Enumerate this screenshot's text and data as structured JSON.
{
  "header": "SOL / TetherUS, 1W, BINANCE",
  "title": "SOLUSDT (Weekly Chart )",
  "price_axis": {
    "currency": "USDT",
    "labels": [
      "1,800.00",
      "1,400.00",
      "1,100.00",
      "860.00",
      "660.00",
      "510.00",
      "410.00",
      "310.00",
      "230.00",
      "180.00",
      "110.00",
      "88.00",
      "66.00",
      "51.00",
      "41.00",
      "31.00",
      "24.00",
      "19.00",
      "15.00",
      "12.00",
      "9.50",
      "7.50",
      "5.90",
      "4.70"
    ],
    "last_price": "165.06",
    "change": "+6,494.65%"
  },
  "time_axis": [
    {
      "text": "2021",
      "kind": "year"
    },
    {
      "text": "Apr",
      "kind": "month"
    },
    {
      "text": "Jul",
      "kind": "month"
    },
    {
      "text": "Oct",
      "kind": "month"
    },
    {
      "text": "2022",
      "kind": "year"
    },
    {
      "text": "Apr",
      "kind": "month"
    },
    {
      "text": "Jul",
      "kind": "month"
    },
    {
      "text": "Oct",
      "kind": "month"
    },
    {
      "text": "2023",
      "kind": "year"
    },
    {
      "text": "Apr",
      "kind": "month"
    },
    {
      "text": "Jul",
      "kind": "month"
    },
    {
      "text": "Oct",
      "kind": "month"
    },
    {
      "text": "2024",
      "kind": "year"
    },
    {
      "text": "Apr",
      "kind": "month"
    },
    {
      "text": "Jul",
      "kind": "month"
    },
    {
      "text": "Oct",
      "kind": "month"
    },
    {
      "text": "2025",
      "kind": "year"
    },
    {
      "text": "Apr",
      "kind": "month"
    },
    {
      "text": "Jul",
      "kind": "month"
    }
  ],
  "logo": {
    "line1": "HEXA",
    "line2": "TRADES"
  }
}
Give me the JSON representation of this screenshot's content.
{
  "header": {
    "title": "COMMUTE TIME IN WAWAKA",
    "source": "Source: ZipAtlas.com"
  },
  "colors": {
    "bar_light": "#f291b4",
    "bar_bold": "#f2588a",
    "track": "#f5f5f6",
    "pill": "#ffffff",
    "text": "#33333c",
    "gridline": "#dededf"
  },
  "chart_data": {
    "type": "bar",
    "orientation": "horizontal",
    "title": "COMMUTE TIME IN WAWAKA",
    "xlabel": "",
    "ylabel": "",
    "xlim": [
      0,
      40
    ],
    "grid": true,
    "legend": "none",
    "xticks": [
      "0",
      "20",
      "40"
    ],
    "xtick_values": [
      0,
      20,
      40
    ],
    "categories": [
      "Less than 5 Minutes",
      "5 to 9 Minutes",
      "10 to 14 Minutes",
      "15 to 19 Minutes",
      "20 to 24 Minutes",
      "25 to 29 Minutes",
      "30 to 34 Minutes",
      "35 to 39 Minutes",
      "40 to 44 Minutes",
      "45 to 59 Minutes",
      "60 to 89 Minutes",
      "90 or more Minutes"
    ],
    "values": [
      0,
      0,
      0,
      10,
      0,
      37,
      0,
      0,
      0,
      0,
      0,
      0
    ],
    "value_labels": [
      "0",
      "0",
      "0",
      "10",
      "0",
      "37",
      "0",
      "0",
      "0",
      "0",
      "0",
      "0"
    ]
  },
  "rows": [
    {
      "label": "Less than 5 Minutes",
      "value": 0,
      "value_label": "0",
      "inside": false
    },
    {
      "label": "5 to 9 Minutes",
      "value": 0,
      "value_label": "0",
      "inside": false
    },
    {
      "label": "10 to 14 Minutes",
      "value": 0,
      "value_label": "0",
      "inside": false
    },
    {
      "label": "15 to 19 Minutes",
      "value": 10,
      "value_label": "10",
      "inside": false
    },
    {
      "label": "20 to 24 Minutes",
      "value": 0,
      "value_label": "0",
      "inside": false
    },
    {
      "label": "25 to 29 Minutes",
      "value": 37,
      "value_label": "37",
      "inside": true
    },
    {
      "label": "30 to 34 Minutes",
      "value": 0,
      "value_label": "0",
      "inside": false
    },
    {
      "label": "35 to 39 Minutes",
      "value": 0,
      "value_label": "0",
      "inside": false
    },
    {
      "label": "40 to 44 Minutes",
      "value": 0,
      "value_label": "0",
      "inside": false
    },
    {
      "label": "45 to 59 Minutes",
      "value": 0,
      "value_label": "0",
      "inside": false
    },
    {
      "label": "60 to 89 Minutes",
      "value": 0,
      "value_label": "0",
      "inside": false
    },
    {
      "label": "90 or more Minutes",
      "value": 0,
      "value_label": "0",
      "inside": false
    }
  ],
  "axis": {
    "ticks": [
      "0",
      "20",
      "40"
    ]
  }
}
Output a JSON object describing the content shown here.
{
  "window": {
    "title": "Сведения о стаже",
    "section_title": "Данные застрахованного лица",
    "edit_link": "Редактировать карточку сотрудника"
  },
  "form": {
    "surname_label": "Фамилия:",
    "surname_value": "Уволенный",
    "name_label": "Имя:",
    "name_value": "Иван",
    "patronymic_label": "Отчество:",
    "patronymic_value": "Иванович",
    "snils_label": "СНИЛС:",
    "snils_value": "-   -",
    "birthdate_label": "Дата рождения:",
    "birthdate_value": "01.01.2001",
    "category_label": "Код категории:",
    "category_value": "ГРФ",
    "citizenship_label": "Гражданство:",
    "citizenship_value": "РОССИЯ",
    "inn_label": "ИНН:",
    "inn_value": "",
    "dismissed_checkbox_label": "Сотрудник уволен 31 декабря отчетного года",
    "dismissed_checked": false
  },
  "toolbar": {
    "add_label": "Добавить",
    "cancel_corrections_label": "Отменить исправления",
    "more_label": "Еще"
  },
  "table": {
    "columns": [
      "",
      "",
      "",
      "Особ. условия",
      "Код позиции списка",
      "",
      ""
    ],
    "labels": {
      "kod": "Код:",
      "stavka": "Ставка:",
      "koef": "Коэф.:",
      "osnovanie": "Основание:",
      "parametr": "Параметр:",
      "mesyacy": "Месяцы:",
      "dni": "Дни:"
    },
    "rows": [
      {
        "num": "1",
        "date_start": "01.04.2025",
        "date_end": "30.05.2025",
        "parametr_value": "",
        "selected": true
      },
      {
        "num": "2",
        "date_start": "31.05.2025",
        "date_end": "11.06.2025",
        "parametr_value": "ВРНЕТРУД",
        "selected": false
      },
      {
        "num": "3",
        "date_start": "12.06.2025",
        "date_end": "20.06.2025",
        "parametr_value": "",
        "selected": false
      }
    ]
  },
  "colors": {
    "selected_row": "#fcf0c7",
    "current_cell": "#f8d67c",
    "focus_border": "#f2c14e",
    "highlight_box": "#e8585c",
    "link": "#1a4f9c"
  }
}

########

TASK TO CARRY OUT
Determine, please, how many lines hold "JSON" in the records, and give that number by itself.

ANSWER
3